| Brief |
Set down exactly, and only, the lines from the one with "Transcribe this image's" to the final line of the entries, both included.

| Data provided |
━━━━━━━━

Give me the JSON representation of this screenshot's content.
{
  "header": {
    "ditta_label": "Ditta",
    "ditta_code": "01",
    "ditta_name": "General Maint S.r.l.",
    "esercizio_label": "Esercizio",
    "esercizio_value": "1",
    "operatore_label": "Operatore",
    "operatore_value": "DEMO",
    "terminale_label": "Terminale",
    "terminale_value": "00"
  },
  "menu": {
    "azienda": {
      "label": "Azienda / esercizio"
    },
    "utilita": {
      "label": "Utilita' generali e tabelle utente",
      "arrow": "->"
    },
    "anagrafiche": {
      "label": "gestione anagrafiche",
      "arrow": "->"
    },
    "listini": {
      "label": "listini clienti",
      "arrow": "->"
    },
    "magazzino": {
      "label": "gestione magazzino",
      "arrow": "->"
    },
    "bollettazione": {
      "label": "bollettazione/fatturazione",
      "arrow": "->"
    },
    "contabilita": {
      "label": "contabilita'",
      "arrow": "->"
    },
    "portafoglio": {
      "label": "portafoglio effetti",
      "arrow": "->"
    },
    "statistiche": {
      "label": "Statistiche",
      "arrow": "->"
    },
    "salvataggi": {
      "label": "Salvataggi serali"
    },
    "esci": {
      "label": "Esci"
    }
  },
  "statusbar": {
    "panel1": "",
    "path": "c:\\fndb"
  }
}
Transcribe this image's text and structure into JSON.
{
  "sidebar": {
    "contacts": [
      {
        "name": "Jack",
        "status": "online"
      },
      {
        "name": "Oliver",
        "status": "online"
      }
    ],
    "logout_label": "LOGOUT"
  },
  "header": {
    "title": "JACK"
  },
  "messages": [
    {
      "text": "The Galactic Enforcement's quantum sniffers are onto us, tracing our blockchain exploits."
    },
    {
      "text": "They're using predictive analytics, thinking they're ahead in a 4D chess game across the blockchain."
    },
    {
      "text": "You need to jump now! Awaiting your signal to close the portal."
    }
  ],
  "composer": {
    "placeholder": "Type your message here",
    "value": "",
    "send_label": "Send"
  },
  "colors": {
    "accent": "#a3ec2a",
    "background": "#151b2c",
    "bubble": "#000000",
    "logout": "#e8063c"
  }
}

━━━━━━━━

| Result |
Transcribe this image's text and structure into JSON.
{
  "sidebar": {
    "contacts": [
      {
        "name": "Jack",
        "status": "online"
      },
      {
        "name": "Oliver",
        "status": "online"
      }
    ],
    "logout_label": "LOGOUT"
  },
  "header": {
    "title": "JACK"
  },
  "messages": [
    {
      "text": "The Galactic Enforcement's quantum sniffers are onto us, tracing our blockchain exploits."
    },
    {
      "text": "They're using predictive analytics, thinking they're ahead in a 4D chess game across the blockchain."
    },
    {
      "text": "You need to jump now! Awaiting your signal to close the portal."
    }
  ],
  "composer": {
    "placeholder": "Type your message here",
    "value": "",
    "send_label": "Send"
  },
  "colors": {
    "accent": "#a3ec2a",
    "background": "#151b2c",
    "bubble": "#000000",
    "logout": "#e8063c"
  }
}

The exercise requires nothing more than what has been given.